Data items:
++++++
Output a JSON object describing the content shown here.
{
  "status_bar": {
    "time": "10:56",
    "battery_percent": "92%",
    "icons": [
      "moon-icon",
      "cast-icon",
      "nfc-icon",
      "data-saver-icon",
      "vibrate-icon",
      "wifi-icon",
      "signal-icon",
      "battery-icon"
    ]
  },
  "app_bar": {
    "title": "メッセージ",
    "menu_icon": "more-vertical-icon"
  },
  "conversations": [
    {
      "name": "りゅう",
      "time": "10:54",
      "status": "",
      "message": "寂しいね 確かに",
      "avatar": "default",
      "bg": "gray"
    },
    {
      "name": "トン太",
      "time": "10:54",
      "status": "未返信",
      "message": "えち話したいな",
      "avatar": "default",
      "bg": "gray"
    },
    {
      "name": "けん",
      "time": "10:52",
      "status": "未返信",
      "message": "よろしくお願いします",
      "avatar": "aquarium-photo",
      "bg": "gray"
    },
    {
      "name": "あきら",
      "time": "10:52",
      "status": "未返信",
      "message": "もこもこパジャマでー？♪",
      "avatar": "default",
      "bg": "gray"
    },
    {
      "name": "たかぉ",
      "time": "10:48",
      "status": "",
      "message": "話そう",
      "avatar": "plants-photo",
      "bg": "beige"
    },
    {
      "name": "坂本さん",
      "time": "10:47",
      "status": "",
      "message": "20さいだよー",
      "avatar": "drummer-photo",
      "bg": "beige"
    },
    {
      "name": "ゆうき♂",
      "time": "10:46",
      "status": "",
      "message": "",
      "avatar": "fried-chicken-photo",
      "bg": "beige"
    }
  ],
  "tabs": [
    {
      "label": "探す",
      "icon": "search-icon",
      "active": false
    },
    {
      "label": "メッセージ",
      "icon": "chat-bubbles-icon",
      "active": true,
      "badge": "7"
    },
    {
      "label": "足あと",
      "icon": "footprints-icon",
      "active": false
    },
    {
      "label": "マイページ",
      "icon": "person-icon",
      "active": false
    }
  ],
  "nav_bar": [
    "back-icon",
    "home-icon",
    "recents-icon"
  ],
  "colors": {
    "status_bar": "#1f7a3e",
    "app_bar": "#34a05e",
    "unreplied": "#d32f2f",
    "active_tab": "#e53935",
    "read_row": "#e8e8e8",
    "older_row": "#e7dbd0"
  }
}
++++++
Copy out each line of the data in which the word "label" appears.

      "label": "探す",
      "label": "メッセージ",
      "label": "足あと",
      "label": "マイページ",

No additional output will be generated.